Exercise materials: Begin

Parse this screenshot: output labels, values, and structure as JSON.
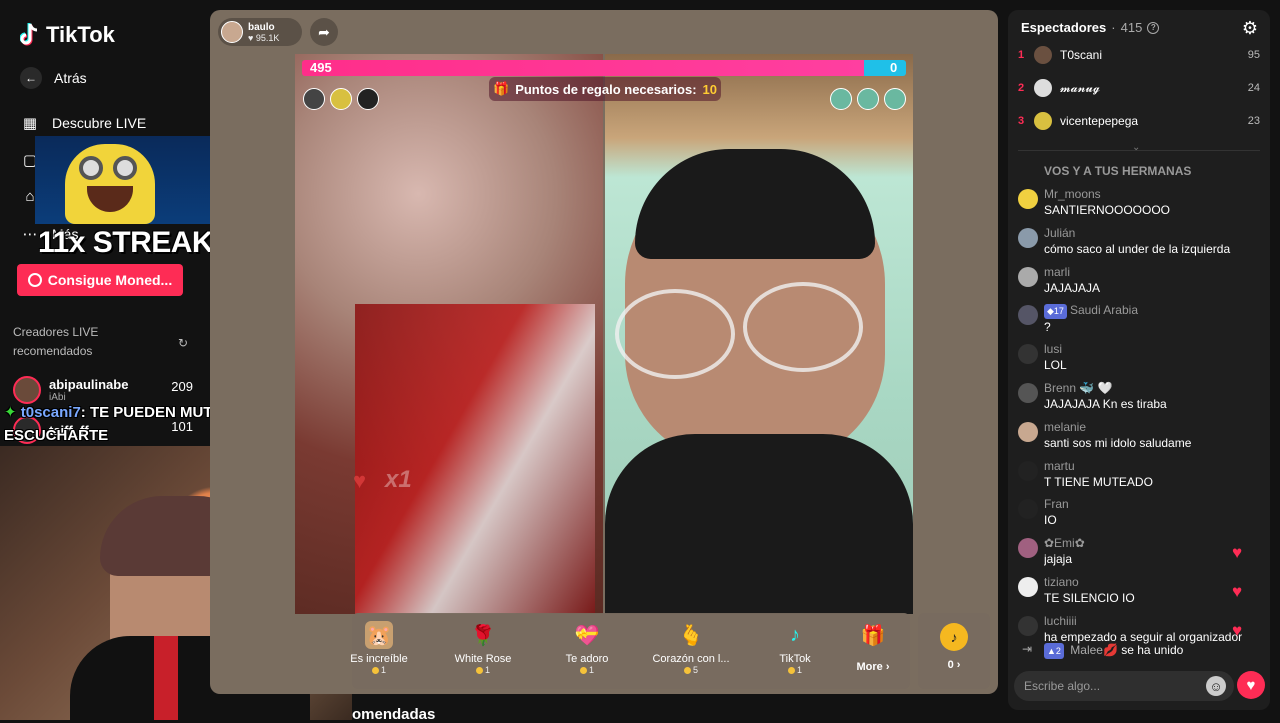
{
  "sidebar": {
    "logo": "TikTok",
    "back_label": "Atrás",
    "nav": [
      {
        "label": "Descubre LIVE",
        "icon": "calendar-icon"
      },
      {
        "label": "",
        "icon": "square-icon"
      },
      {
        "label": "",
        "icon": "home-icon"
      },
      {
        "label": "Más",
        "icon": "more-icon"
      }
    ],
    "coins_button": "Consigue Moned...",
    "creators_title": "Creadores LIVE recomendados",
    "creators": [
      {
        "name": "abipaulinabe",
        "sub": "iAbi",
        "count": "209"
      },
      {
        "name": "taiff_ff",
        "sub": "",
        "count": "101"
      }
    ]
  },
  "overlay": {
    "streak": "11x STREAK",
    "chat_user": "t0scani7",
    "chat_line1": ": TE PUEDEN MUTEAR PARA NO",
    "chat_line2": "ESCUCHARTE"
  },
  "live": {
    "host_name": "baulo",
    "host_likes": "95.1K",
    "score_left": "495",
    "score_right": "0",
    "score_left_fraction": 0.93,
    "gift_banner_label": "Puntos de regalo necesarios:",
    "gift_banner_value": "10",
    "combo": "x1",
    "gifts": [
      {
        "name": "Es increíble",
        "cost": "1",
        "icon": "hamster-icon"
      },
      {
        "name": "White Rose",
        "cost": "1",
        "icon": "rose-icon"
      },
      {
        "name": "Te adoro",
        "cost": "1",
        "icon": "heart-gift-icon"
      },
      {
        "name": "Corazón con l...",
        "cost": "5",
        "icon": "finger-heart-icon"
      },
      {
        "name": "TikTok",
        "cost": "1",
        "icon": "tiktok-icon"
      }
    ],
    "more_label": "More",
    "coin_balance": "0",
    "bottom_heading": "omendadas"
  },
  "chat": {
    "title": "Espectadores",
    "viewer_count": "415",
    "ranking": [
      {
        "rank": "1",
        "name": "T0scani",
        "value": "95",
        "color": "#6a5040"
      },
      {
        "rank": "2",
        "name": "𝓶𝓪𝓷𝓾𝓰",
        "value": "24",
        "color": "#ddd"
      },
      {
        "rank": "3",
        "name": "vicentepepega",
        "value": "23",
        "color": "#d8c040"
      }
    ],
    "pinned": "VOS Y A TUS HERMANAS",
    "messages": [
      {
        "user": "Mr_moons",
        "text": "SANTIERNOOOOOOO",
        "color": "#f0d040",
        "badge": "",
        "heart": false
      },
      {
        "user": "Julián",
        "text": "cómo saco al under de la izquierda",
        "color": "#8a9aaa",
        "badge": "",
        "heart": false
      },
      {
        "user": "marli",
        "text": "JAJAJAJA",
        "color": "#aaa",
        "badge": "",
        "heart": false
      },
      {
        "user": "Saudi Arabia",
        "text": "?",
        "color": "#556",
        "badge": "17",
        "heart": false
      },
      {
        "user": "lusi",
        "text": "LOL",
        "color": "#333",
        "badge": "",
        "heart": false
      },
      {
        "user": "Brenn 🐳 🤍",
        "text": "JAJAJAJA Kn es tiraba",
        "color": "#555",
        "badge": "",
        "heart": false
      },
      {
        "user": "melanie",
        "text": "santi sos mi idolo saludame",
        "color": "#c8a890",
        "badge": "",
        "heart": false
      },
      {
        "user": "martu",
        "text": "T TIENE MUTEADO",
        "color": "#222",
        "badge": "",
        "heart": false
      },
      {
        "user": "Fran",
        "text": "IO",
        "color": "#222",
        "badge": "",
        "heart": false
      },
      {
        "user": "✿Emi✿",
        "text": "jajaja",
        "color": "#a06080",
        "badge": "",
        "heart": true
      },
      {
        "user": "tiziano",
        "text": "TE SILENCIO IO",
        "color": "#eee",
        "badge": "",
        "heart": true
      },
      {
        "user": "luchiiii",
        "text": "ha empezado a seguir al organizador",
        "color": "#333",
        "badge": "",
        "heart": true
      }
    ],
    "join_badge": "2",
    "join_user": "Malee💋",
    "join_text": "se ha unido",
    "input_placeholder": "Escribe algo..."
  }
}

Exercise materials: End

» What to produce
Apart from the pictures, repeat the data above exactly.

» Your response
Parse this screenshot: output labels, values, and structure as JSON.
{
  "sidebar": {
    "logo": "TikTok",
    "back_label": "Atrás",
    "nav": [
      {
        "label": "Descubre LIVE",
        "icon": "calendar-icon"
      },
      {
        "label": "",
        "icon": "square-icon"
      },
      {
        "label": "",
        "icon": "home-icon"
      },
      {
        "label": "Más",
        "icon": "more-icon"
      }
    ],
    "coins_button": "Consigue Moned...",
    "creators_title": "Creadores LIVE recomendados",
    "creators": [
      {
        "name": "abipaulinabe",
        "sub": "iAbi",
        "count": "209"
      },
      {
        "name": "taiff_ff",
        "sub": "",
        "count": "101"
      }
    ]
  },
  "overlay": {
    "streak": "11x STREAK",
    "chat_user": "t0scani7",
    "chat_line1": ": TE PUEDEN MUTEAR PARA NO",
    "chat_line2": "ESCUCHARTE"
  },
  "live": {
    "host_name": "baulo",
    "host_likes": "95.1K",
    "score_left": "495",
    "score_right": "0",
    "score_left_fraction": 0.93,
    "gift_banner_label": "Puntos de regalo necesarios:",
    "gift_banner_value": "10",
    "combo": "x1",
    "gifts": [
      {
        "name": "Es increíble",
        "cost": "1",
        "icon": "hamster-icon"
      },
      {
        "name": "White Rose",
        "cost": "1",
        "icon": "rose-icon"
      },
      {
        "name": "Te adoro",
        "cost": "1",
        "icon": "heart-gift-icon"
      },
      {
        "name": "Corazón con l...",
        "cost": "5",
        "icon": "finger-heart-icon"
      },
      {
        "name": "TikTok",
        "cost": "1",
        "icon": "tiktok-icon"
      }
    ],
    "more_label": "More",
    "coin_balance": "0",
    "bottom_heading": "omendadas"
  },
  "chat": {
    "title": "Espectadores",
    "viewer_count": "415",
    "ranking": [
      {
        "rank": "1",
        "name": "T0scani",
        "value": "95",
        "color": "#6a5040"
      },
      {
        "rank": "2",
        "name": "𝓶𝓪𝓷𝓾𝓰",
        "value": "24",
        "color": "#ddd"
      },
      {
        "rank": "3",
        "name": "vicentepepega",
        "value": "23",
        "color": "#d8c040"
      }
    ],
    "pinned": "VOS Y A TUS HERMANAS",
    "messages": [
      {
        "user": "Mr_moons",
        "text": "SANTIERNOOOOOOO",
        "color": "#f0d040",
        "badge": "",
        "heart": false
      },
      {
        "user": "Julián",
        "text": "cómo saco al under de la izquierda",
        "color": "#8a9aaa",
        "badge": "",
        "heart": false
      },
      {
        "user": "marli",
        "text": "JAJAJAJA",
        "color": "#aaa",
        "badge": "",
        "heart": false
      },
      {
        "user": "Saudi Arabia",
        "text": "?",
        "color": "#556",
        "badge": "17",
        "heart": false
      },
      {
        "user": "lusi",
        "text": "LOL",
        "color": "#333",
        "badge": "",
        "heart": false
      },
      {
        "user": "Brenn 🐳 🤍",
        "text": "JAJAJAJA Kn es tiraba",
        "color": "#555",
        "badge": "",
        "heart": false
      },
      {
        "user": "melanie",
        "text": "santi sos mi idolo saludame",
        "color": "#c8a890",
        "badge": "",
        "heart": false
      },
      {
        "user": "martu",
        "text": "T TIENE MUTEADO",
        "color": "#222",
        "badge": "",
        "heart": false
      },
      {
        "user": "Fran",
        "text": "IO",
        "color": "#222",
        "badge": "",
        "heart": false
      },
      {
        "user": "✿Emi✿",
        "text": "jajaja",
        "color": "#a06080",
        "badge": "",
        "heart": true
      },
      {
        "user": "tiziano",
        "text": "TE SILENCIO IO",
        "color": "#eee",
        "badge": "",
        "heart": true
      },
      {
        "user": "luchiiii",
        "text": "ha empezado a seguir al organizador",
        "color": "#333",
        "badge": "",
        "heart": true
      }
    ],
    "join_badge": "2",
    "join_user": "Malee💋",
    "join_text": "se ha unido",
    "input_placeholder": "Escribe algo..."
  }
}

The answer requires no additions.